The National Curriculum gives English a “pre-eminent” place in education and points out that it supports pupils’ cultural, emotional, intellectual, social and spiritual development and allows them to participate in society.
Education in English will teach pupils to communicate their ideas and emotions to others and through their reading and listening, allow others to communicate with them.
Pupils with ASCs have difficulties with acquiring and understanding language.
Teaching Language and Literacy at Springhallow must take this into account at all times in order to make the curriculum accessible to all of our pupils and to enable them to achieve the best possible learning outcomes. (Article 23, United Nations’ International Convention on the Rights of the Child)
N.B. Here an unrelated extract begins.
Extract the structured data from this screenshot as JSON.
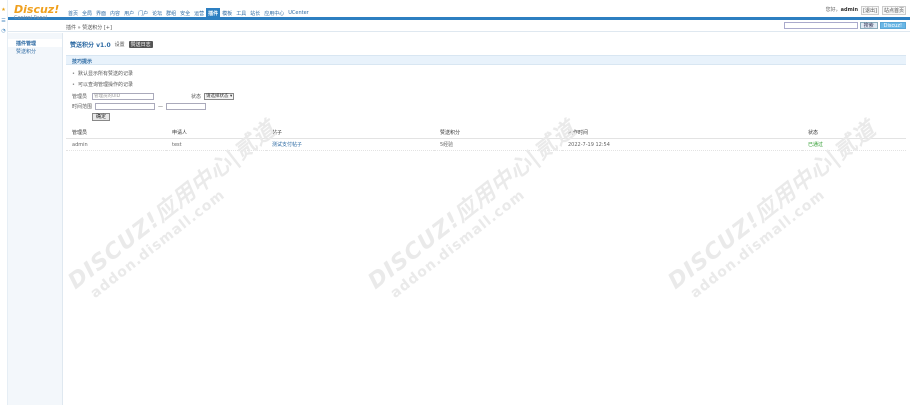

Speaking, listening, attention and understanding are areas of learning that are taught and practised throughout the school day, from Early Years to Post 16. It is the core area of difficulty for our students and so is at the heart of our literacy curriculum.
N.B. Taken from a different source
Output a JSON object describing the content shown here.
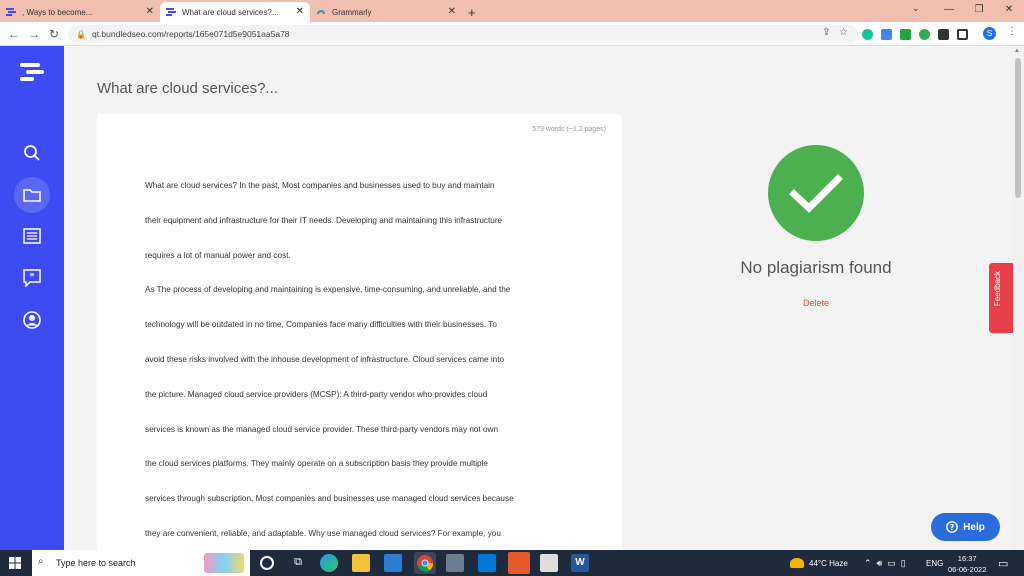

Our approach to communication is guided by SCERTS principles. SCERTS focuses on building competence in Social Communication, Emotional Regulation and Transactional Support. We aim to support progress in all of these areas.
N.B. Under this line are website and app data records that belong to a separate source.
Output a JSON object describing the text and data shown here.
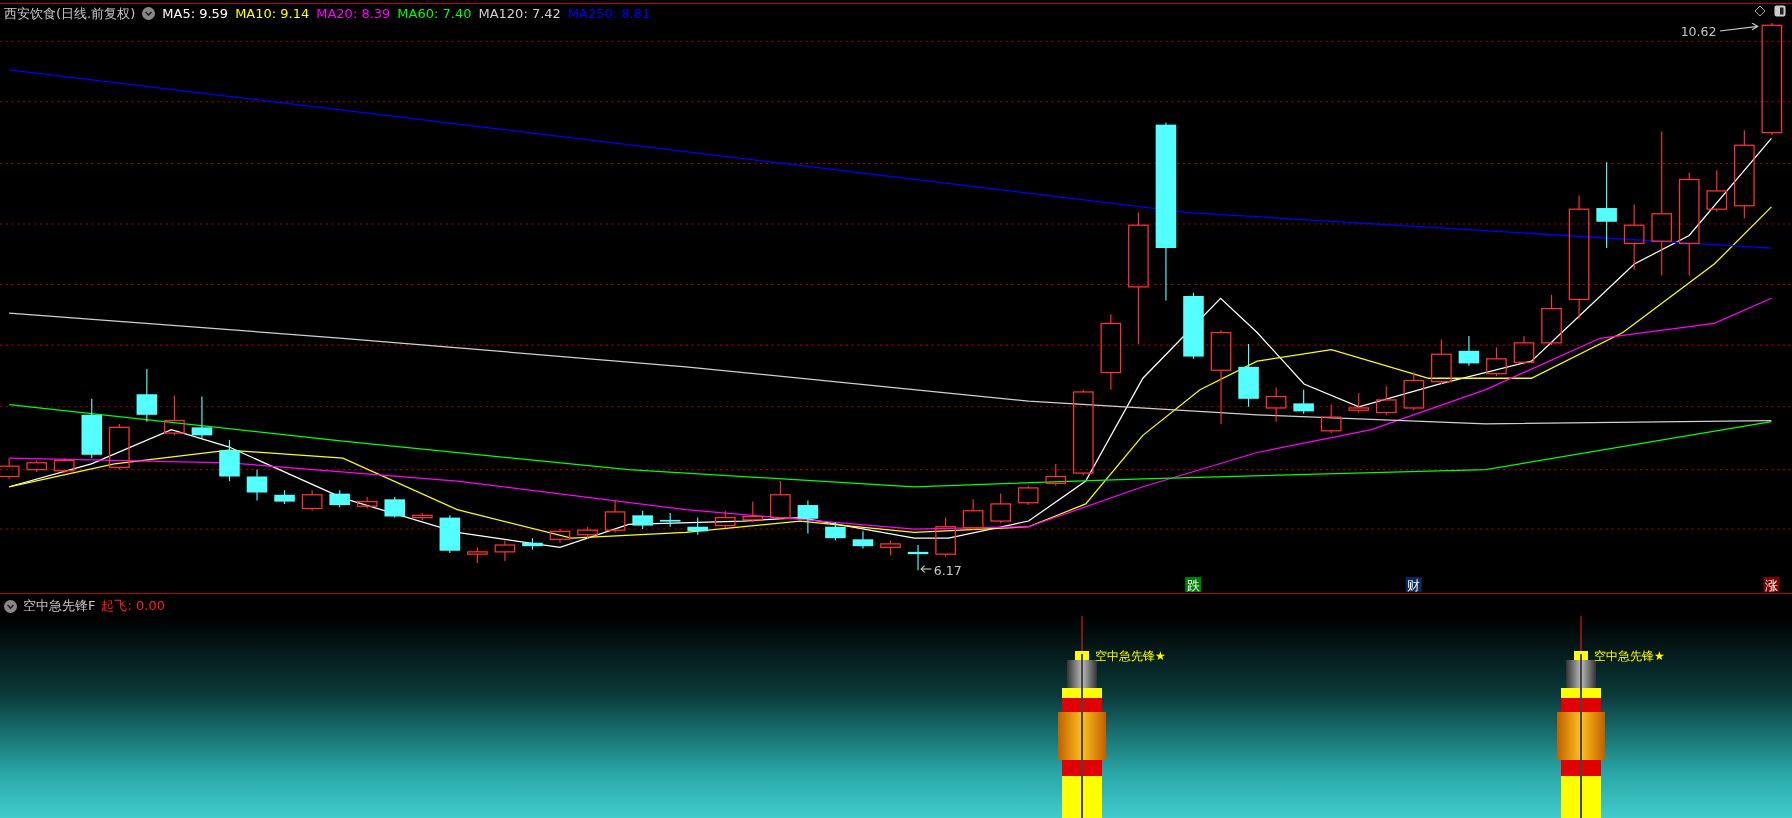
{
  "header": {
    "title": "西安饮食(日线.前复权)",
    "indicators": [
      {
        "label": "MA5: 9.59",
        "color": "#ffffff"
      },
      {
        "label": "MA10: 9.14",
        "color": "#ffff00"
      },
      {
        "label": "MA20: 8.39",
        "color": "#ff00ff"
      },
      {
        "label": "MA60: 7.40",
        "color": "#00ff00"
      },
      {
        "label": "MA120: 7.42",
        "color": "#d0d0d0"
      },
      {
        "label": "MA250: 8.81",
        "color": "#0000ff"
      }
    ]
  },
  "main_chart": {
    "high_label": "10.62",
    "low_label": "6.17",
    "markers": [
      {
        "text": "跌",
        "color": "#008000"
      },
      {
        "text": "财",
        "color": "#0a2a5a"
      },
      {
        "text": "涨",
        "color": "#800000"
      }
    ]
  },
  "indicator_panel": {
    "title": "空中急先锋F",
    "reading": "起飞: 0.00",
    "signals": [
      "空中急先锋★",
      "空中急先锋★"
    ]
  }
}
Our teaching is through setting up structures that provide support to engage with learning in the classroom and beyond. This is adapted as the children grow and learn e.g. “Now-Next” boards can become a schedule and then a written checklist.
We aim to support functional communication but also to build students’ expressive and spontaneous language to help them enjoy their developing relationships with other people. We are supported by our Speech and Language Therapists.
Communication happens through PECS, ICT, Makaton in addition to verbal communication. Singing, drama, partner games, Look’n’ Listen, group times, debates, discussions, telephones role play, all support learning to communicate
Reading comprises of decoding and comprehension. Both aspects are essential if students are to become good readers.
At Springhallow we follow the Essential Letters and Sounds Phonics Programme but adapted to our students’ pace of learning and personal communication needs.
Many of our students take time to build the skills required for phonics learning. We work on their attention and understanding to ensure they are ready to embark on the formal programme.
Many of our students enjoy the structure of the ELS lessons but these are always delivered at a pace that allows them to access the learning in a meaningful way.
Language comprehension is a key focus for our pupils. We use strategies such as Colourful Semantics, PECS, sensory stories, role play, picture books and films to make stories and other texts meaningful for our students.
Once basic understanding is achieved we work on higher level comprehension skills through Inferencing Training Skills.
Springhallow literacy curriculum focuses on texts that provide a broad experience of reading and also incorporates our students’ interests. Our aim is to introduce vocabulary to support other areas of learning too, especially vocabulary to communicate emotions and to build empathy and understanding of the point of view of others.
Our library and reading areas are calm environments which promote reading for pleasure and personal growth. Reading for pleasure is also promoted on our special activity days such as World Book Day and our Springhallow Booknik.
Writing is not only about handwriting, it is also about the composition skills needed to communicate ideas.
To prepare students for writing, we build their fine motor skills (supported by Occupational Therapy advice) in a variety of multi-sensory and motivating activities, especially drawing and early mark making. We also practice telling stories through singing songs, role play and sensory stories.
We teach writing using traditional pencil and paper and also through digital recording such as typing on the computer, recording on film, texts and emails.
We use Colourful Semantics to support composition and planning writing. We introduce visual ways to plan writing, such as story maps, comic strips, mind maps and more.
Here are some suggestions for reading with your child at home
Oxford Owl provides lots of exciting stories and information texts
Bag Books have great ideas for sensory story telling
The Book Trust have fantastic new recommendations for all age groups